Stored data →
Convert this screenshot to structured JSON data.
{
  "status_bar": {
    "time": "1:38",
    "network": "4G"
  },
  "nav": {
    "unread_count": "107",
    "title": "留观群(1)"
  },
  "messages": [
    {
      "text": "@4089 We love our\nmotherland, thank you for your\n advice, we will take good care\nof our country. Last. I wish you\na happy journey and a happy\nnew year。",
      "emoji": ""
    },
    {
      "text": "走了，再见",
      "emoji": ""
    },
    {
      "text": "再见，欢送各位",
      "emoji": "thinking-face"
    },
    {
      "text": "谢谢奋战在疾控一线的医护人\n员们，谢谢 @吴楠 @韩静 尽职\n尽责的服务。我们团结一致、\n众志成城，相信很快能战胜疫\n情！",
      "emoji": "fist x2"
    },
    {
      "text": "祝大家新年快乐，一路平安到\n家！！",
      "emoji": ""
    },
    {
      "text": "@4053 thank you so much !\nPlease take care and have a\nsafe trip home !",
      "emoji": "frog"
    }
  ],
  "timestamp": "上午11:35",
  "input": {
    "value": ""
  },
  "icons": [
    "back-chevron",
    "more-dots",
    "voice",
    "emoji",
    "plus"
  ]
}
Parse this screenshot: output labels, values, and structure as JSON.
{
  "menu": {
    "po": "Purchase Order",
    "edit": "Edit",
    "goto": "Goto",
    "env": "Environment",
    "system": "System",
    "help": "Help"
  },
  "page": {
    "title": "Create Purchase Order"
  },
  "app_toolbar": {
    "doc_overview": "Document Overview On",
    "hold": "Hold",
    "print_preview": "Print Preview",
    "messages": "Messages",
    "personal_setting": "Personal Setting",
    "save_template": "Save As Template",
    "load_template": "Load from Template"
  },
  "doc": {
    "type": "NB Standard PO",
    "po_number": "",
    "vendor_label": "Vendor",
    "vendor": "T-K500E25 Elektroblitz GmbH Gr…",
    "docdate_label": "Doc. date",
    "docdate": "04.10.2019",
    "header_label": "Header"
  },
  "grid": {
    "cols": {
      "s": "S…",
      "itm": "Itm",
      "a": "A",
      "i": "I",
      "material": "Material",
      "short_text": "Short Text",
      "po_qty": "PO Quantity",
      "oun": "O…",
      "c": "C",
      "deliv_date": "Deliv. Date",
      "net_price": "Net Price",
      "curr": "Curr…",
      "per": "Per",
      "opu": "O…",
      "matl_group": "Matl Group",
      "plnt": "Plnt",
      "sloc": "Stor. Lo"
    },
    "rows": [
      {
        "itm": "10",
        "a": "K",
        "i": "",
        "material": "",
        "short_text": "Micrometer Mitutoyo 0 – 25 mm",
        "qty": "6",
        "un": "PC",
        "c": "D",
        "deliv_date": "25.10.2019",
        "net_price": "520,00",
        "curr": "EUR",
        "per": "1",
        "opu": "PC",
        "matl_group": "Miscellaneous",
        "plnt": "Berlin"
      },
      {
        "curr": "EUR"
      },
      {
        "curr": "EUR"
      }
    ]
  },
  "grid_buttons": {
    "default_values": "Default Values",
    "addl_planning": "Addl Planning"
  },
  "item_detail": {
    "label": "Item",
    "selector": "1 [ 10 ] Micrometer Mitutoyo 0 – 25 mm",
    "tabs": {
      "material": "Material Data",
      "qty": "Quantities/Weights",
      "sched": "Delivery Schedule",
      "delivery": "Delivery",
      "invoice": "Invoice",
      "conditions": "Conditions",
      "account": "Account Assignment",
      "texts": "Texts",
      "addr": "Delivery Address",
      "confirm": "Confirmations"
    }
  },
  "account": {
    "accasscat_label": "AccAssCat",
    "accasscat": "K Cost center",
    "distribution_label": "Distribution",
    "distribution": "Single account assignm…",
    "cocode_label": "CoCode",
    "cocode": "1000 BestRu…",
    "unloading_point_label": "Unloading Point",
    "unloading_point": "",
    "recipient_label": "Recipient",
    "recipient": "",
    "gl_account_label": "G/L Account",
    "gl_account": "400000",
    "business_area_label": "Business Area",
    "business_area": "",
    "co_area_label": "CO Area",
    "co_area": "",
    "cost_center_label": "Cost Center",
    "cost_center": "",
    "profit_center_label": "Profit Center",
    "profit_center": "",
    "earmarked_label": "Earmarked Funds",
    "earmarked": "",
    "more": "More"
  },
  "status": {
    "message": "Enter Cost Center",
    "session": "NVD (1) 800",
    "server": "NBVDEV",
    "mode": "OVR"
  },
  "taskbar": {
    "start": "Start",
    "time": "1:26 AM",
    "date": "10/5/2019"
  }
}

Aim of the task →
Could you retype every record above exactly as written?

Response →
Convert this screenshot to structured JSON data.
{
  "status_bar": {
    "time": "1:38",
    "network": "4G"
  },
  "nav": {
    "unread_count": "107",
    "title": "留观群(1)"
  },
  "messages": [
    {
      "text": "@4089 We love our\nmotherland, thank you for your\n advice, we will take good care\nof our country. Last. I wish you\na happy journey and a happy\nnew year。",
      "emoji": ""
    },
    {
      "text": "走了，再见",
      "emoji": ""
    },
    {
      "text": "再见，欢送各位",
      "emoji": "thinking-face"
    },
    {
      "text": "谢谢奋战在疾控一线的医护人\n员们，谢谢 @吴楠 @韩静 尽职\n尽责的服务。我们团结一致、\n众志成城，相信很快能战胜疫\n情！",
      "emoji": "fist x2"
    },
    {
      "text": "祝大家新年快乐，一路平安到\n家！！",
      "emoji": ""
    },
    {
      "text": "@4053 thank you so much !\nPlease take care and have a\nsafe trip home !",
      "emoji": "frog"
    }
  ],
  "timestamp": "上午11:35",
  "input": {
    "value": ""
  },
  "icons": [
    "back-chevron",
    "more-dots",
    "voice",
    "emoji",
    "plus"
  ]
}
Parse this screenshot: output labels, values, and structure as JSON.
{
  "menu": {
    "po": "Purchase Order",
    "edit": "Edit",
    "goto": "Goto",
    "env": "Environment",
    "system": "System",
    "help": "Help"
  },
  "page": {
    "title": "Create Purchase Order"
  },
  "app_toolbar": {
    "doc_overview": "Document Overview On",
    "hold": "Hold",
    "print_preview": "Print Preview",
    "messages": "Messages",
    "personal_setting": "Personal Setting",
    "save_template": "Save As Template",
    "load_template": "Load from Template"
  },
  "doc": {
    "type": "NB Standard PO",
    "po_number": "",
    "vendor_label": "Vendor",
    "vendor": "T-K500E25 Elektroblitz GmbH Gr…",
    "docdate_label": "Doc. date",
    "docdate": "04.10.2019",
    "header_label": "Header"
  },
  "grid": {
    "cols": {
      "s": "S…",
      "itm": "Itm",
      "a": "A",
      "i": "I",
      "material": "Material",
      "short_text": "Short Text",
      "po_qty": "PO Quantity",
      "oun": "O…",
      "c": "C",
      "deliv_date": "Deliv. Date",
      "net_price": "Net Price",
      "curr": "Curr…",
      "per": "Per",
      "opu": "O…",
      "matl_group": "Matl Group",
      "plnt": "Plnt",
      "sloc": "Stor. Lo"
    },
    "rows": [
      {
        "itm": "10",
        "a": "K",
        "i": "",
        "material": "",
        "short_text": "Micrometer Mitutoyo 0 – 25 mm",
        "qty": "6",
        "un": "PC",
        "c": "D",
        "deliv_date": "25.10.2019",
        "net_price": "520,00",
        "curr": "EUR",
        "per": "1",
        "opu": "PC",
        "matl_group": "Miscellaneous",
        "plnt": "Berlin"
      },
      {
        "curr": "EUR"
      },
      {
        "curr": "EUR"
      }
    ]
  },
  "grid_buttons": {
    "default_values": "Default Values",
    "addl_planning": "Addl Planning"
  },
  "item_detail": {
    "label": "Item",
    "selector": "1 [ 10 ] Micrometer Mitutoyo 0 – 25 mm",
    "tabs": {
      "material": "Material Data",
      "qty": "Quantities/Weights",
      "sched": "Delivery Schedule",
      "delivery": "Delivery",
      "invoice": "Invoice",
      "conditions": "Conditions",
      "account": "Account Assignment",
      "texts": "Texts",
      "addr": "Delivery Address",
      "confirm": "Confirmations"
    }
  },
  "account": {
    "accasscat_label": "AccAssCat",
    "accasscat": "K Cost center",
    "distribution_label": "Distribution",
    "distribution": "Single account assignm…",
    "cocode_label": "CoCode",
    "cocode": "1000 BestRu…",
    "unloading_point_label": "Unloading Point",
    "unloading_point": "",
    "recipient_label": "Recipient",
    "recipient": "",
    "gl_account_label": "G/L Account",
    "gl_account": "400000",
    "business_area_label": "Business Area",
    "business_area": "",
    "co_area_label": "CO Area",
    "co_area": "",
    "cost_center_label": "Cost Center",
    "cost_center": "",
    "profit_center_label": "Profit Center",
    "profit_center": "",
    "earmarked_label": "Earmarked Funds",
    "earmarked": "",
    "more": "More"
  },
  "status": {
    "message": "Enter Cost Center",
    "session": "NVD (1) 800",
    "server": "NBVDEV",
    "mode": "OVR"
  },
  "taskbar": {
    "start": "Start",
    "time": "1:26 AM",
    "date": "10/5/2019"
  }
}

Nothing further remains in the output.